MG: So that brings a good question, Imagine you’re now a VC with unlimited funds , where would you place your bet? What’s the box you would like to you would probably face of that? You are EF Hutton (who is gonna get that reference ?) with your knowledge of all the boxes, we are all listening….
SB : Great question, one of the things every year I do that landscape, one of the things people will ask me , “which category are you seeing the most innovation in?” The surprising thing is, almost every year there are companies in pretty much every category that are doing something really innovative. One of the examples I’ll give is so you could argue the oldest category in Martech is content management systems and web experience platforms. That’s how this arguably all started. And so that’s they’ve been around for, what, twenty five, twenty six years. If any category should have been mature and set and done now, it would be that category. But I mean, right now the whole web experience space is just going through this incredible cycle of innovation. If you’d asked me to bet money as a VC, you know, five years ago, I was like, well, I’m certainly not to spend it on CMS.
Ultimately, I think it’s less about the category and it’s who’s doing something that’s disrupting the category and has the talent and the willpower and the financing to be able to really become a breakout leader.
MG: How does one get on the Martech slide?
SB: Here is the link, basically we’ve been inviting people to send in suggestions.
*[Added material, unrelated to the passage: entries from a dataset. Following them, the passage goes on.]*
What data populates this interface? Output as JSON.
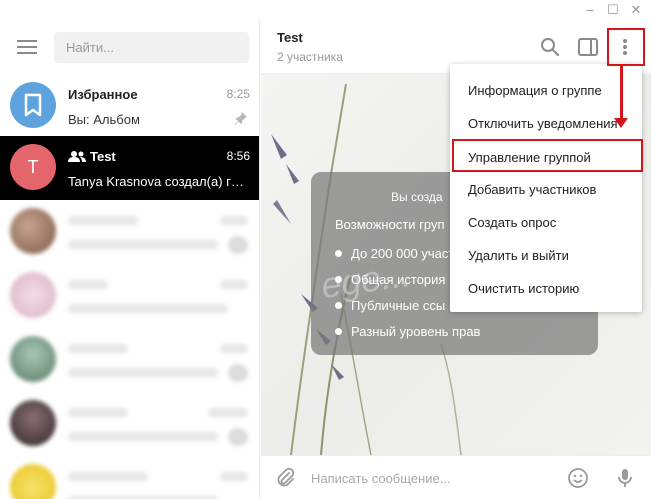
{
  "window": {
    "minimize": "–",
    "maximize": "☐",
    "close": "✕"
  },
  "sidebar": {
    "search_placeholder": "Найти...",
    "chats": [
      {
        "name": "Избранное",
        "time": "8:25",
        "preview": "Вы: Альбом",
        "avatar_color": "#5fa3de",
        "icon": "bookmark-icon",
        "pinned": true
      },
      {
        "name": "Test",
        "time": "8:56",
        "preview": "Tanya Krasnova создал(а) гр...",
        "avatar_color": "#e4666c",
        "avatar_letter": "T",
        "icon": "group-icon",
        "active": true
      }
    ]
  },
  "main": {
    "title": "Test",
    "subtitle": "2 участника",
    "info_card": {
      "title": "Вы созда",
      "subtitle": "Возможности груп",
      "items": [
        "До 200 000 участ",
        "Общая история",
        "Публичные ссы",
        "Разный уровень прав"
      ]
    },
    "watermark": "ege...",
    "composer_placeholder": "Написать сообщение..."
  },
  "menu": {
    "items": [
      "Информация о группе",
      "Отключить уведомления",
      "Управление группой",
      "Добавить участников",
      "Создать опрос",
      "Удалить и выйти",
      "Очистить историю"
    ]
  },
  "colors": {
    "accent": "#d6151b",
    "active_chat": "#000000",
    "avatar_test": "#e4666c",
    "avatar_saved": "#5fa3de"
  }
}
We would of course, validate them but this is the process. Also don’t miss the FREE Martech conference online March 16-17 . My keynote will be live at 4:30pm EDT on Tuesday, March 16
MG: Ok this weekend you have to make a new slide. Productivity tools! What are three you can’t live without now?
SB: It’s kind of boring. I mean, I feel like I spend my 99 percent of my life in zoom and Google suite.
MG: It is boring, but it is my life as well… In the 90’s after college. I lived up at 116 Riverside near Columbia University. You were there, too. One of my favorites restaurants was Ollies, how about you?
SB: I like Ollies but there was this restaurant that was right across from Columbia that I think used to be some sort of generic restaurant called the Mill that became a Korean restaurant called The Mill. It was fantastic.
MG: Have you been playing video games today? What were some of your most memorable games you built?
SB: Yeah, sadly, I’m not a gamer today, although my 12 year old daughter is carrying on the tradition. So the games I wrote were for bulletin board systems, some of the early multiuser bulletin board systems. Probably the most popular was a game called Kyranda that actually became a PC game produced by Virgin Games.